- [Assignment]:
In the records below, pick out all lines containing the word "this".

Items from a data source
--
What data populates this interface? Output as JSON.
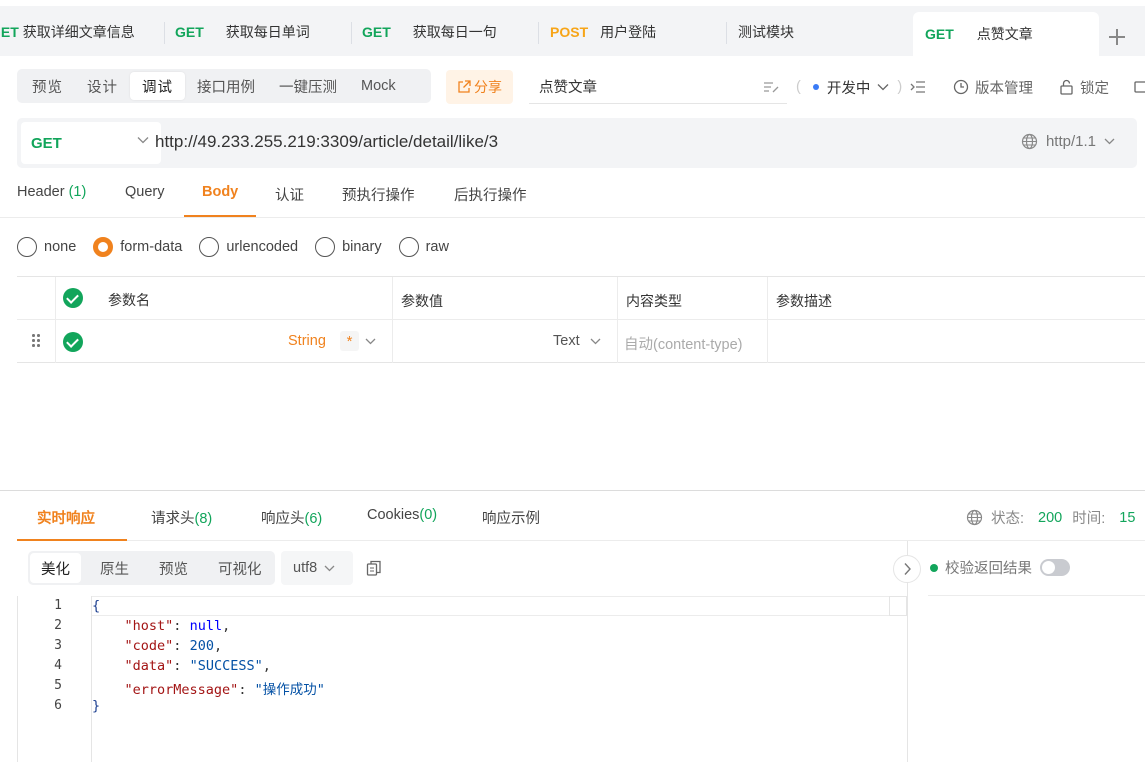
{
  "request_tabs": [
    {
      "method": "GET",
      "label": "获取详细文章信息"
    },
    {
      "method": "GET",
      "label": "获取每日单词"
    },
    {
      "method": "GET",
      "label": "获取每日一句"
    },
    {
      "method": "POST",
      "label": "用户登陆"
    },
    {
      "method": "",
      "label": "测试模块"
    },
    {
      "method": "GET",
      "label": "点赞文章"
    }
  ],
  "toolbar": {
    "modes": [
      "预览",
      "设计",
      "调试",
      "接口用例",
      "一键压测",
      "Mock"
    ],
    "active_mode": "调试",
    "share_label": "分享",
    "api_name": "点赞文章",
    "environment": "开发中",
    "version_label": "版本管理",
    "lock_label": "锁定"
  },
  "url_bar": {
    "method": "GET",
    "url": "http://49.233.255.219:3309/article/detail/like/3",
    "protocol": "http/1.1"
  },
  "param_tabs": [
    {
      "label": "Header",
      "count": "(1)"
    },
    {
      "label": "Query",
      "count": ""
    },
    {
      "label": "Body",
      "count": ""
    },
    {
      "label": "认证",
      "count": ""
    },
    {
      "label": "预执行操作",
      "count": ""
    },
    {
      "label": "后执行操作",
      "count": ""
    }
  ],
  "body_types": [
    "none",
    "form-data",
    "urlencoded",
    "binary",
    "raw"
  ],
  "selected_body_type": "form-data",
  "params_table": {
    "headers": [
      "参数名",
      "参数值",
      "内容类型",
      "参数描述"
    ],
    "rows": [
      {
        "type": "String",
        "required": "*",
        "value_type": "Text",
        "content_type_placeholder": "自动(content-type)"
      }
    ]
  },
  "response": {
    "tabs": [
      {
        "label": "实时响应",
        "count": ""
      },
      {
        "label": "请求头",
        "count": "(8)"
      },
      {
        "label": "响应头",
        "count": "(6)"
      },
      {
        "label": "Cookies",
        "count": "(0)"
      },
      {
        "label": "响应示例",
        "count": ""
      }
    ],
    "status_label": "状态:",
    "status_value": "200",
    "time_label": "时间:",
    "time_value": "15",
    "view_modes": [
      "美化",
      "原生",
      "预览",
      "可视化"
    ],
    "active_view": "美化",
    "encoding": "utf8",
    "validate_label": "校验返回结果",
    "line_numbers": [
      "1",
      "2",
      "3",
      "4",
      "5",
      "6"
    ],
    "body": {
      "host_key": "\"host\"",
      "host_val": "null",
      "code_key": "\"code\"",
      "code_val": "200",
      "data_key": "\"data\"",
      "data_val": "\"SUCCESS\"",
      "msg_key": "\"errorMessage\"",
      "msg_val": "\"操作成功\""
    }
  },
  "colors": {
    "accent": "#f0821e",
    "get": "#12a55b",
    "post": "#f7a518"
  }
}
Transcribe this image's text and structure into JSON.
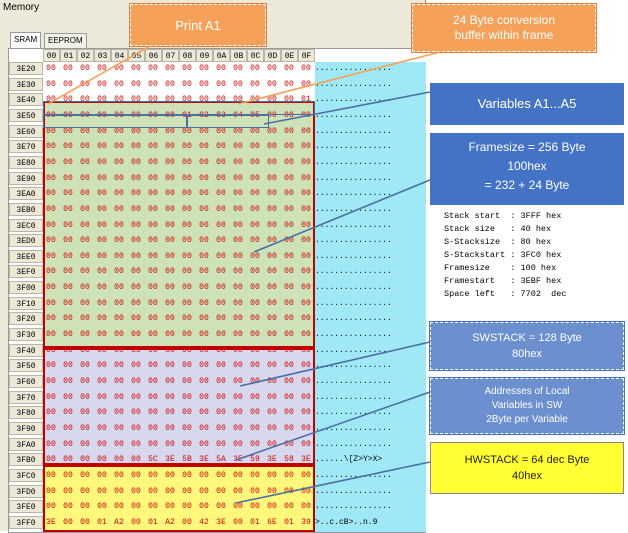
{
  "window": {
    "title": "Memory"
  },
  "tabs": [
    {
      "label": "SRAM",
      "active": true
    },
    {
      "label": "EEPROM",
      "active": false
    }
  ],
  "columns": [
    "00",
    "01",
    "02",
    "03",
    "04",
    "05",
    "06",
    "07",
    "08",
    "09",
    "0A",
    "0B",
    "0C",
    "0D",
    "0E",
    "0F"
  ],
  "rows": [
    {
      "addr": "3E20",
      "ascii": "................"
    },
    {
      "addr": "3E30",
      "ascii": "................"
    },
    {
      "addr": "3E40",
      "ascii": "................"
    },
    {
      "addr": "3E50",
      "ascii": "................"
    },
    {
      "addr": "3E60",
      "ascii": "................"
    },
    {
      "addr": "3E70",
      "ascii": "................"
    },
    {
      "addr": "3E80",
      "ascii": "................"
    },
    {
      "addr": "3E90",
      "ascii": "................"
    },
    {
      "addr": "3EA0",
      "ascii": "................"
    },
    {
      "addr": "3EB0",
      "ascii": "................"
    },
    {
      "addr": "3EC0",
      "ascii": "................"
    },
    {
      "addr": "3ED0",
      "ascii": "................"
    },
    {
      "addr": "3EE0",
      "ascii": "................"
    },
    {
      "addr": "3EF0",
      "ascii": "................"
    },
    {
      "addr": "3F00",
      "ascii": "................"
    },
    {
      "addr": "3F10",
      "ascii": "................"
    },
    {
      "addr": "3F20",
      "ascii": "................"
    },
    {
      "addr": "3F30",
      "ascii": "................"
    },
    {
      "addr": "3F40",
      "ascii": "................"
    },
    {
      "addr": "3F50",
      "ascii": "................"
    },
    {
      "addr": "3F60",
      "ascii": "................"
    },
    {
      "addr": "3F70",
      "ascii": "................"
    },
    {
      "addr": "3F80",
      "ascii": "................"
    },
    {
      "addr": "3F90",
      "ascii": "................"
    },
    {
      "addr": "3FA0",
      "ascii": "................"
    },
    {
      "addr": "3FB0",
      "ascii": "......\\[Z>Y>X>"
    },
    {
      "addr": "3FC0",
      "ascii": "................"
    },
    {
      "addr": "3FD0",
      "ascii": "................"
    },
    {
      "addr": "3FE0",
      "ascii": "................"
    },
    {
      "addr": "3FF0",
      "ascii": ">..c.cB>..n.9"
    }
  ],
  "special_cells": {
    "3E40": {
      "15": "01"
    },
    "3E50": {
      "8": "01",
      "9": "02",
      "10": "03",
      "11": "04",
      "12": "05"
    },
    "3FB0": {
      "6": "5C",
      "7": "3E",
      "8": "5B",
      "9": "3E",
      "10": "5A",
      "11": "3E",
      "12": "59",
      "13": "3E",
      "14": "58",
      "15": "3E"
    },
    "3FF0": {
      "0": "3E",
      "3": "01",
      "4": "A2",
      "6": "01",
      "7": "A2",
      "9": "42",
      "10": "3E",
      "12": "01",
      "13": "6E",
      "14": "01",
      "15": "39"
    }
  },
  "default_byte": "00",
  "callouts": {
    "print": "Print A1",
    "convert": [
      "24 Byte conversion",
      "buffer within frame"
    ],
    "variables": "Variables A1...A5",
    "framesize": [
      "Framesize = 256 Byte",
      "100hex",
      "= 232 + 24  Byte"
    ],
    "swstack": [
      "SWSTACK = 128 Byte",
      "80hex"
    ],
    "addresses": [
      "Addresses of Local",
      "Variables in  SW",
      "2Byte per Variable"
    ],
    "hwstack": [
      "HWSTACK = 64 dec Byte",
      "40hex"
    ]
  },
  "stack_info": [
    {
      "label": "Stack start  ",
      "value": "3FFF hex"
    },
    {
      "label": "Stack size   ",
      "value": "40 hex"
    },
    {
      "label": "S-Stacksize  ",
      "value": "80 hex"
    },
    {
      "label": "S-Stackstart ",
      "value": "3FC0 hex"
    },
    {
      "label": "Framesize    ",
      "value": "100 hex"
    },
    {
      "label": "Framestart   ",
      "value": "3EBF hex"
    },
    {
      "label": "Space left   ",
      "value": "7702  dec"
    }
  ],
  "colors": {
    "byte_text": "#d40000",
    "frame_fill": "#91be5f",
    "swstack_fill": "#afafdc",
    "hwstack_fill": "#fff546",
    "ascii_fill": "#9fe8f5",
    "callout_blue": "#4472c4",
    "callout_orange": "#f6a15a",
    "callout_yellow": "#ffff33"
  }
}
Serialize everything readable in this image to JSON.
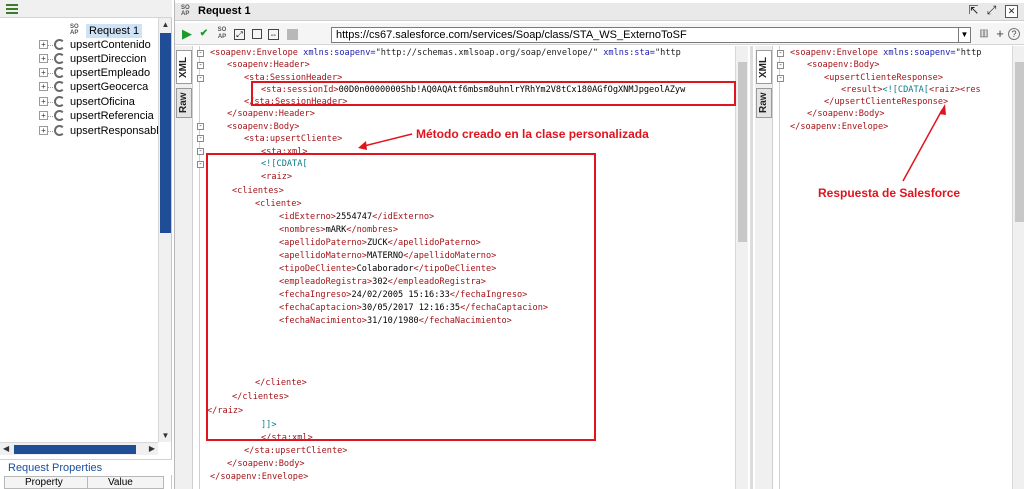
{
  "left_panel": {
    "toolbar_icon": "list-icon",
    "request_item": {
      "badge": "SO\nAP",
      "label": "Request 1"
    },
    "operations": [
      "upsertContenido",
      "upsertDireccion",
      "upsertEmpleado",
      "upsertGeocerca",
      "upsertOficina",
      "upsertReferencia",
      "upsertResponsableU"
    ],
    "properties_title": "Request Properties",
    "properties_columns": [
      "Property",
      "Value"
    ]
  },
  "window": {
    "badge": "SO\nAP",
    "title": "Request 1",
    "url": "https://cs67.salesforce.com/services/Soap/class/STA_WS_ExternoToSF",
    "tab_xml": "XML",
    "tab_raw": "Raw"
  },
  "request_xml": {
    "l1": {
      "tag": "<soapenv:Envelope",
      "a1": " xmlns:soapenv=",
      "v1": "\"http://schemas.xmlsoap.org/soap/envelope/\"",
      "a2": " xmlns:sta=",
      "v2": "\"http"
    },
    "l2": "<soapenv:Header>",
    "l3": "<sta:SessionHeader>",
    "l4": {
      "tag": "<sta:sessionId>",
      "txt": "00D0n0000000Shb!AQ0AQAtf6mbsm8uhnlrYRhYm2V8tCx180AGfOgXNMJpgeolAZyw"
    },
    "l5": "</sta:SessionHeader>",
    "l6": "</soapenv:Header>",
    "l7": "<soapenv:Body>",
    "l8": "<sta:upsertCliente>",
    "l9": "<sta:xml>",
    "l10": "<![CDATA[",
    "l11": "<raiz>",
    "l12": "<clientes>",
    "l13": "<cliente>",
    "l14": {
      "o": "<idExterno>",
      "v": "2554747",
      "c": "</idExterno>"
    },
    "l15": {
      "o": "<nombres>",
      "v": "mARK",
      "c": "</nombres>"
    },
    "l16": {
      "o": "<apellidoPaterno>",
      "v": "ZUCK",
      "c": "</apellidoPaterno>"
    },
    "l17": {
      "o": "<apellidoMaterno>",
      "v": "MATERNO",
      "c": "</apellidoMaterno>"
    },
    "l18": {
      "o": "<tipoDeCliente>",
      "v": "Colaborador",
      "c": "</tipoDeCliente>"
    },
    "l19": {
      "o": "<empleadoRegistra>",
      "v": "302",
      "c": "</empleadoRegistra>"
    },
    "l20": {
      "o": "<fechaIngreso>",
      "v": "24/02/2005 15:16:33",
      "c": "</fechaIngreso>"
    },
    "l21": {
      "o": "<fechaCaptacion>",
      "v": "30/05/2017 12:16:35",
      "c": "</fechaCaptacion>"
    },
    "l22": {
      "o": "<fechaNacimiento>",
      "v": "31/10/1980",
      "c": "</fechaNacimiento>"
    },
    "l23": "</cliente>",
    "l24": "</clientes>",
    "l25": "</raiz>",
    "l26": "]]>",
    "l27": "</sta:xml>",
    "l28": "</sta:upsertCliente>",
    "l29": "</soapenv:Body>",
    "l30": "</soapenv:Envelope>"
  },
  "response_xml": {
    "r1": {
      "tag": "<soapenv:Envelope",
      "a1": " xmlns:soapenv=",
      "v1": "\"http"
    },
    "r2": "<soapenv:Body>",
    "r3": "<upsertClienteResponse>",
    "r4": {
      "o": "<result>",
      "cd": "<![CDATA[",
      "raiz": "<raiz>",
      "cut": "<res"
    },
    "r5": "</upsertClienteResponse>",
    "r6": "</soapenv:Body>",
    "r7": "</soapenv:Envelope>"
  },
  "annotations": {
    "metodo": "Método creado en la clase personalizada",
    "respuesta": "Respuesta de Salesforce",
    "color": "#e0141e"
  }
}
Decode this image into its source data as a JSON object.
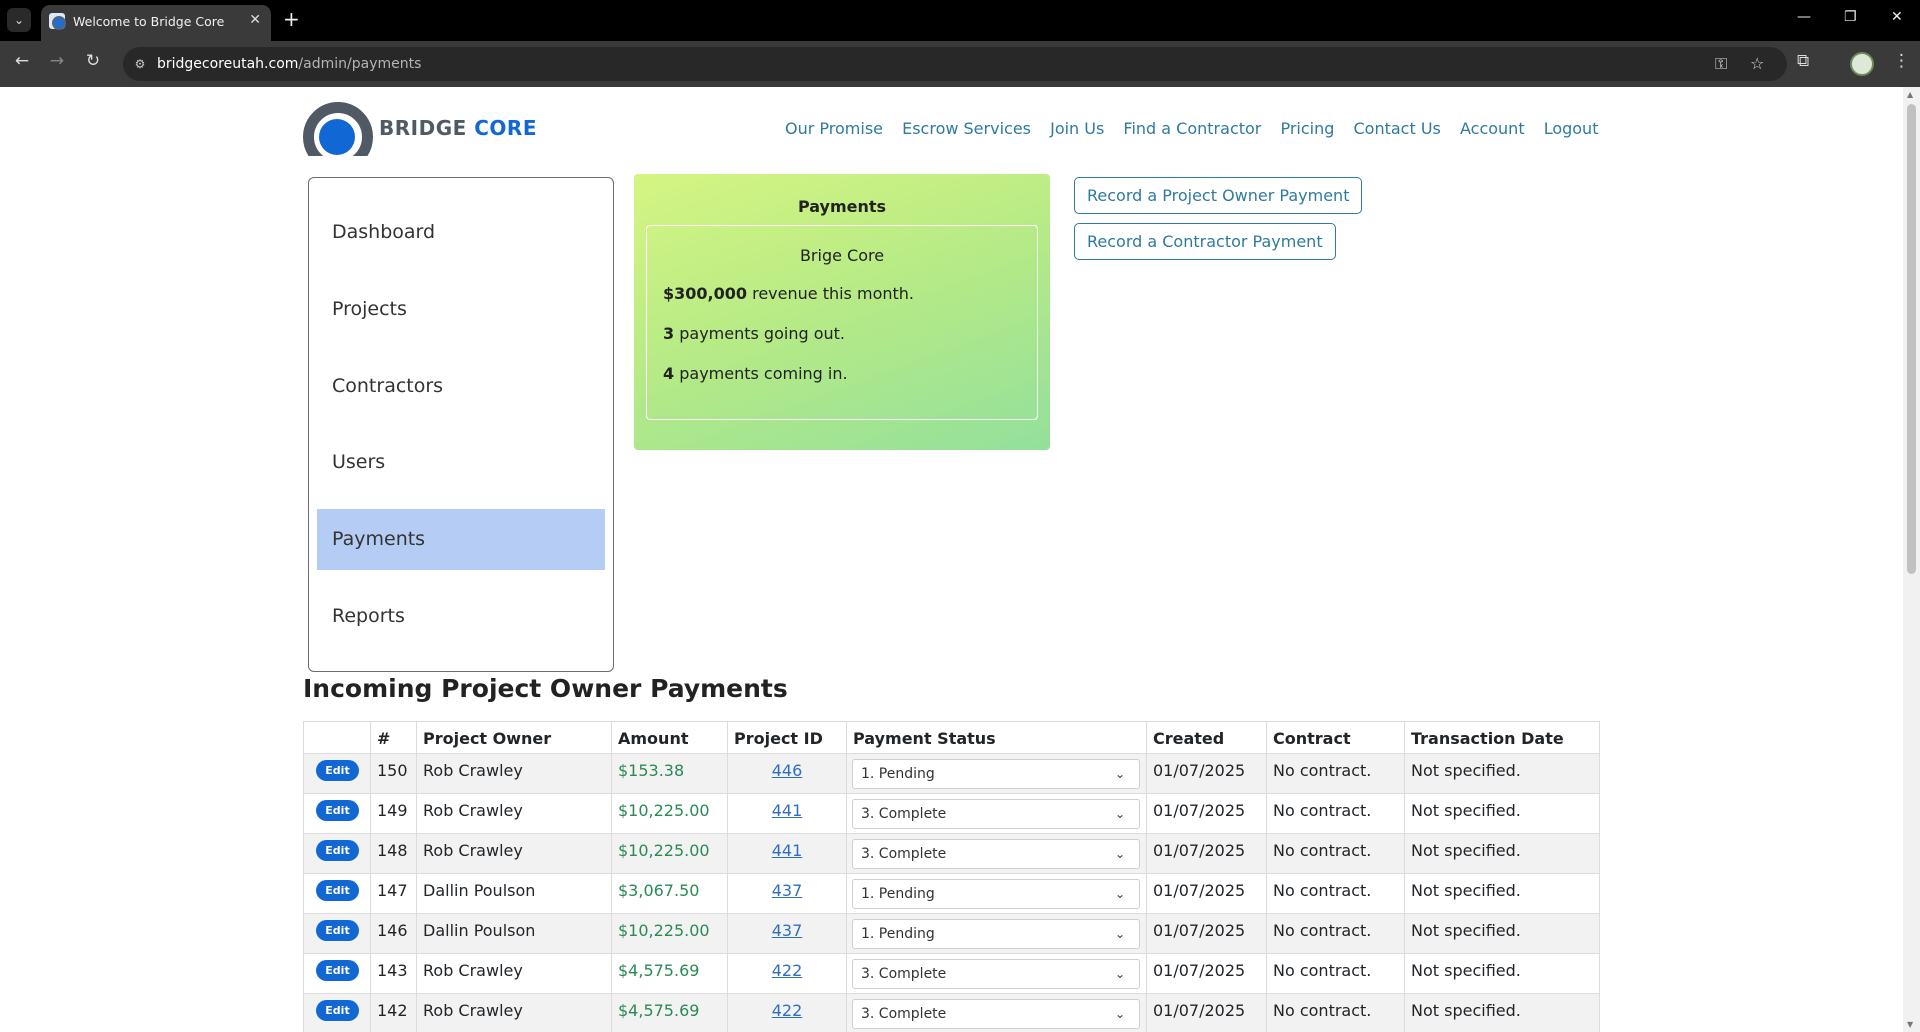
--
- [Exercise output]:
What data populates this interface? Output as JSON.
Transcribe this image's text and structure into JSON.
Serialize everything readable in this image to JSON.
Decode this image into its source data as a JSON object.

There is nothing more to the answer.